[Input material — start]
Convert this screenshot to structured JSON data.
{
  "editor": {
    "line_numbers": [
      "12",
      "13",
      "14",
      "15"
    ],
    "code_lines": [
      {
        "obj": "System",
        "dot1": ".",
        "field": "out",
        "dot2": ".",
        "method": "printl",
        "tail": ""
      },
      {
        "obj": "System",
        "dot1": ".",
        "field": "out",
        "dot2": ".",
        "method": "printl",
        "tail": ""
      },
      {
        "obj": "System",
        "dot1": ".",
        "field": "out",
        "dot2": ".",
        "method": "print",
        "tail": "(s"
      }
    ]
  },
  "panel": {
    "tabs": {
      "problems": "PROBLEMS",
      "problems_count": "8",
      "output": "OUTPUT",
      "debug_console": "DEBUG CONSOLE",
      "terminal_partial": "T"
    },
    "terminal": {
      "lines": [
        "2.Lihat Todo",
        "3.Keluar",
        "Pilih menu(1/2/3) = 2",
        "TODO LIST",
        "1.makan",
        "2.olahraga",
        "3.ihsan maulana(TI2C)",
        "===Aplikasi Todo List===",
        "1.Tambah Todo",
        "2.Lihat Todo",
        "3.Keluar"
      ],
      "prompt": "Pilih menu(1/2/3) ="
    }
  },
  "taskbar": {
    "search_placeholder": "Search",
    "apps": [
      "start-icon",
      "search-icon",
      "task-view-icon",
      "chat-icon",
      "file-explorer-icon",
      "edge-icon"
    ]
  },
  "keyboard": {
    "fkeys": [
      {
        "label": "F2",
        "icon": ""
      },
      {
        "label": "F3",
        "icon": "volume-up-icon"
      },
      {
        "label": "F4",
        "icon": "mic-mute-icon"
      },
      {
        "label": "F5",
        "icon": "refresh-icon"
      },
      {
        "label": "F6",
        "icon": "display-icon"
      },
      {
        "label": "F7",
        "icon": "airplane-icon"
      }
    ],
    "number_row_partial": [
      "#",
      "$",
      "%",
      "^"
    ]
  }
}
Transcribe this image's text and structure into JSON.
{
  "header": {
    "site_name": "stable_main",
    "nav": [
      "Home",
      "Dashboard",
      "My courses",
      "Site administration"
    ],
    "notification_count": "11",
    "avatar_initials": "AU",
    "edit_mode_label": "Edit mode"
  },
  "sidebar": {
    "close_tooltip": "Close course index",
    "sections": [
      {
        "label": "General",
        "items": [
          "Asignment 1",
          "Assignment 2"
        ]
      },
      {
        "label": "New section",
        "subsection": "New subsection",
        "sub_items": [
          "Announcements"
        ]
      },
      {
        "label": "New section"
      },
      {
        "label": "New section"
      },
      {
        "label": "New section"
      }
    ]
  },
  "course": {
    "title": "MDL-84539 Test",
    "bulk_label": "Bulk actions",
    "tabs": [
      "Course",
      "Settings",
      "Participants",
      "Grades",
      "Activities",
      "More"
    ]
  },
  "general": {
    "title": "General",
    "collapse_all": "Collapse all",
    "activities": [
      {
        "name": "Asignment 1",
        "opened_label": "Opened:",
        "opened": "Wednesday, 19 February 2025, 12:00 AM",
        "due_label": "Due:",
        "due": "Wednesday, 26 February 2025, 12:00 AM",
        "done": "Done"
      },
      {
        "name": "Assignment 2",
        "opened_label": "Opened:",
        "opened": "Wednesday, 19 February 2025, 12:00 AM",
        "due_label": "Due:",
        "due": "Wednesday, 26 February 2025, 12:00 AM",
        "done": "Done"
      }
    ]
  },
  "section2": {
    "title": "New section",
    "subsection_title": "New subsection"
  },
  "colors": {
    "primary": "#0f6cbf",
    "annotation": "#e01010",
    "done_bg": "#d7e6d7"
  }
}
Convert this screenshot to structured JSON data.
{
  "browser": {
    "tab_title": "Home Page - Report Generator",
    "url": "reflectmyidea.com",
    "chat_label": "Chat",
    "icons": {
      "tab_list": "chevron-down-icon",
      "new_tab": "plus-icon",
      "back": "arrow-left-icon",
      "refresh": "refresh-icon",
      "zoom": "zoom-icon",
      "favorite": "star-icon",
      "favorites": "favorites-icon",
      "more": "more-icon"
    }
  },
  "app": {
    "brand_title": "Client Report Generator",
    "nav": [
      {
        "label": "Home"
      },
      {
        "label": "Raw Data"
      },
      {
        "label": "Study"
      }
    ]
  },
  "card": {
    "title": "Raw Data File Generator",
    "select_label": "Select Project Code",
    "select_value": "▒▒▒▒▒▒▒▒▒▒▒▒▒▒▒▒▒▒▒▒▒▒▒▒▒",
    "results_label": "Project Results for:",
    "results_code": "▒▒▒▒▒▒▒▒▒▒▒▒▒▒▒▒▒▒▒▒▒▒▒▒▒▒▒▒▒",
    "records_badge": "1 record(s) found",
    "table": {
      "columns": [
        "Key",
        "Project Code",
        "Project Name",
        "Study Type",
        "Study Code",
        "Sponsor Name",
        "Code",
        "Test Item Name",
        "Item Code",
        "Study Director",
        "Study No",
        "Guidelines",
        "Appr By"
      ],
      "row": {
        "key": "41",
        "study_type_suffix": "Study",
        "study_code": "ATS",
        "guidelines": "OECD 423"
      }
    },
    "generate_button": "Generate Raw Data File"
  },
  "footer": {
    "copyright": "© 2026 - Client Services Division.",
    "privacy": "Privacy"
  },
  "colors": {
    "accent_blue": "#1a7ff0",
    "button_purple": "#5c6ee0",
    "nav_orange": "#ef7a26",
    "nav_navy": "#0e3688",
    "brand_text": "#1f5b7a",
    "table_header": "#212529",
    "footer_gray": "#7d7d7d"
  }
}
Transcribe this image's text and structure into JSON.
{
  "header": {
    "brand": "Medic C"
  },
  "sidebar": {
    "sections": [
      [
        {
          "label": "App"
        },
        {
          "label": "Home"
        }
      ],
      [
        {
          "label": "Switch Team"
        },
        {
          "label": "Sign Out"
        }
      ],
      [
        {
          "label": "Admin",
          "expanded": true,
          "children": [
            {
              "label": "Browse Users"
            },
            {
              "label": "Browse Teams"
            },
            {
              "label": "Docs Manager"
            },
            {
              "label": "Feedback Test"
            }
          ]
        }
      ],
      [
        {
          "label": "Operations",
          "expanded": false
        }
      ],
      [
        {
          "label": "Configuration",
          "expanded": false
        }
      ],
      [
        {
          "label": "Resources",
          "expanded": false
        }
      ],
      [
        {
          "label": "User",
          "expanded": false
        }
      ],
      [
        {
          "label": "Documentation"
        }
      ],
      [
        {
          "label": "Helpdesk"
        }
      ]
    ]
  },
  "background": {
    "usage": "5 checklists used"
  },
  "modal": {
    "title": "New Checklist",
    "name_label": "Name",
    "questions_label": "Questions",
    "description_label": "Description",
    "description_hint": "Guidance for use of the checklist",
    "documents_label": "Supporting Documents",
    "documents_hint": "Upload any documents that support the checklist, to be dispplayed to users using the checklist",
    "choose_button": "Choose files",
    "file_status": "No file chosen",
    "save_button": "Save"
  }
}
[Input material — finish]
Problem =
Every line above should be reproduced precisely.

Written response =
Convert this screenshot to structured JSON data.
{
  "editor": {
    "line_numbers": [
      "12",
      "13",
      "14",
      "15"
    ],
    "code_lines": [
      {
        "obj": "System",
        "dot1": ".",
        "field": "out",
        "dot2": ".",
        "method": "printl",
        "tail": ""
      },
      {
        "obj": "System",
        "dot1": ".",
        "field": "out",
        "dot2": ".",
        "method": "printl",
        "tail": ""
      },
      {
        "obj": "System",
        "dot1": ".",
        "field": "out",
        "dot2": ".",
        "method": "print",
        "tail": "(s"
      }
    ]
  },
  "panel": {
    "tabs": {
      "problems": "PROBLEMS",
      "problems_count": "8",
      "output": "OUTPUT",
      "debug_console": "DEBUG CONSOLE",
      "terminal_partial": "T"
    },
    "terminal": {
      "lines": [
        "2.Lihat Todo",
        "3.Keluar",
        "Pilih menu(1/2/3) = 2",
        "TODO LIST",
        "1.makan",
        "2.olahraga",
        "3.ihsan maulana(TI2C)",
        "===Aplikasi Todo List===",
        "1.Tambah Todo",
        "2.Lihat Todo",
        "3.Keluar"
      ],
      "prompt": "Pilih menu(1/2/3) ="
    }
  },
  "taskbar": {
    "search_placeholder": "Search",
    "apps": [
      "start-icon",
      "search-icon",
      "task-view-icon",
      "chat-icon",
      "file-explorer-icon",
      "edge-icon"
    ]
  },
  "keyboard": {
    "fkeys": [
      {
        "label": "F2",
        "icon": ""
      },
      {
        "label": "F3",
        "icon": "volume-up-icon"
      },
      {
        "label": "F4",
        "icon": "mic-mute-icon"
      },
      {
        "label": "F5",
        "icon": "refresh-icon"
      },
      {
        "label": "F6",
        "icon": "display-icon"
      },
      {
        "label": "F7",
        "icon": "airplane-icon"
      }
    ],
    "number_row_partial": [
      "#",
      "$",
      "%",
      "^"
    ]
  }
}
Transcribe this image's text and structure into JSON.
{
  "header": {
    "site_name": "stable_main",
    "nav": [
      "Home",
      "Dashboard",
      "My courses",
      "Site administration"
    ],
    "notification_count": "11",
    "avatar_initials": "AU",
    "edit_mode_label": "Edit mode"
  },
  "sidebar": {
    "close_tooltip": "Close course index",
    "sections": [
      {
        "label": "General",
        "items": [
          "Asignment 1",
          "Assignment 2"
        ]
      },
      {
        "label": "New section",
        "subsection": "New subsection",
        "sub_items": [
          "Announcements"
        ]
      },
      {
        "label": "New section"
      },
      {
        "label": "New section"
      },
      {
        "label": "New section"
      }
    ]
  },
  "course": {
    "title": "MDL-84539 Test",
    "bulk_label": "Bulk actions",
    "tabs": [
      "Course",
      "Settings",
      "Participants",
      "Grades",
      "Activities",
      "More"
    ]
  },
  "general": {
    "title": "General",
    "collapse_all": "Collapse all",
    "activities": [
      {
        "name": "Asignment 1",
        "opened_label": "Opened:",
        "opened": "Wednesday, 19 February 2025, 12:00 AM",
        "due_label": "Due:",
        "due": "Wednesday, 26 February 2025, 12:00 AM",
        "done": "Done"
      },
      {
        "name": "Assignment 2",
        "opened_label": "Opened:",
        "opened": "Wednesday, 19 February 2025, 12:00 AM",
        "due_label": "Due:",
        "due": "Wednesday, 26 February 2025, 12:00 AM",
        "done": "Done"
      }
    ]
  },
  "section2": {
    "title": "New section",
    "subsection_title": "New subsection"
  },
  "colors": {
    "primary": "#0f6cbf",
    "annotation": "#e01010",
    "done_bg": "#d7e6d7"
  }
}
Convert this screenshot to structured JSON data.
{
  "browser": {
    "tab_title": "Home Page - Report Generator",
    "url": "reflectmyidea.com",
    "chat_label": "Chat",
    "icons": {
      "tab_list": "chevron-down-icon",
      "new_tab": "plus-icon",
      "back": "arrow-left-icon",
      "refresh": "refresh-icon",
      "zoom": "zoom-icon",
      "favorite": "star-icon",
      "favorites": "favorites-icon",
      "more": "more-icon"
    }
  },
  "app": {
    "brand_title": "Client Report Generator",
    "nav": [
      {
        "label": "Home"
      },
      {
        "label": "Raw Data"
      },
      {
        "label": "Study"
      }
    ]
  },
  "card": {
    "title": "Raw Data File Generator",
    "select_label": "Select Project Code",
    "select_value": "▒▒▒▒▒▒▒▒▒▒▒▒▒▒▒▒▒▒▒▒▒▒▒▒▒",
    "results_label": "Project Results for:",
    "results_code": "▒▒▒▒▒▒▒▒▒▒▒▒▒▒▒▒▒▒▒▒▒▒▒▒▒▒▒▒▒",
    "records_badge": "1 record(s) found",
    "table": {
      "columns": [
        "Key",
        "Project Code",
        "Project Name",
        "Study Type",
        "Study Code",
        "Sponsor Name",
        "Code",
        "Test Item Name",
        "Item Code",
        "Study Director",
        "Study No",
        "Guidelines",
        "Appr By"
      ],
      "row": {
        "key": "41",
        "study_type_suffix": "Study",
        "study_code": "ATS",
        "guidelines": "OECD 423"
      }
    },
    "generate_button": "Generate Raw Data File"
  },
  "footer": {
    "copyright": "© 2026 - Client Services Division.",
    "privacy": "Privacy"
  },
  "colors": {
    "accent_blue": "#1a7ff0",
    "button_purple": "#5c6ee0",
    "nav_orange": "#ef7a26",
    "nav_navy": "#0e3688",
    "brand_text": "#1f5b7a",
    "table_header": "#212529",
    "footer_gray": "#7d7d7d"
  }
}
Transcribe this image's text and structure into JSON.
{
  "header": {
    "brand": "Medic C"
  },
  "sidebar": {
    "sections": [
      [
        {
          "label": "App"
        },
        {
          "label": "Home"
        }
      ],
      [
        {
          "label": "Switch Team"
        },
        {
          "label": "Sign Out"
        }
      ],
      [
        {
          "label": "Admin",
          "expanded": true,
          "children": [
            {
              "label": "Browse Users"
            },
            {
              "label": "Browse Teams"
            },
            {
              "label": "Docs Manager"
            },
            {
              "label": "Feedback Test"
            }
          ]
        }
      ],
      [
        {
          "label": "Operations",
          "expanded": false
        }
      ],
      [
        {
          "label": "Configuration",
          "expanded": false
        }
      ],
      [
        {
          "label": "Resources",
          "expanded": false
        }
      ],
      [
        {
          "label": "User",
          "expanded": false
        }
      ],
      [
        {
          "label": "Documentation"
        }
      ],
      [
        {
          "label": "Helpdesk"
        }
      ]
    ]
  },
  "background": {
    "usage": "5 checklists used"
  },
  "modal": {
    "title": "New Checklist",
    "name_label": "Name",
    "questions_label": "Questions",
    "description_label": "Description",
    "description_hint": "Guidance for use of the checklist",
    "documents_label": "Supporting Documents",
    "documents_hint": "Upload any documents that support the checklist, to be dispplayed to users using the checklist",
    "choose_button": "Choose files",
    "file_status": "No file chosen",
    "save_button": "Save"
  }
}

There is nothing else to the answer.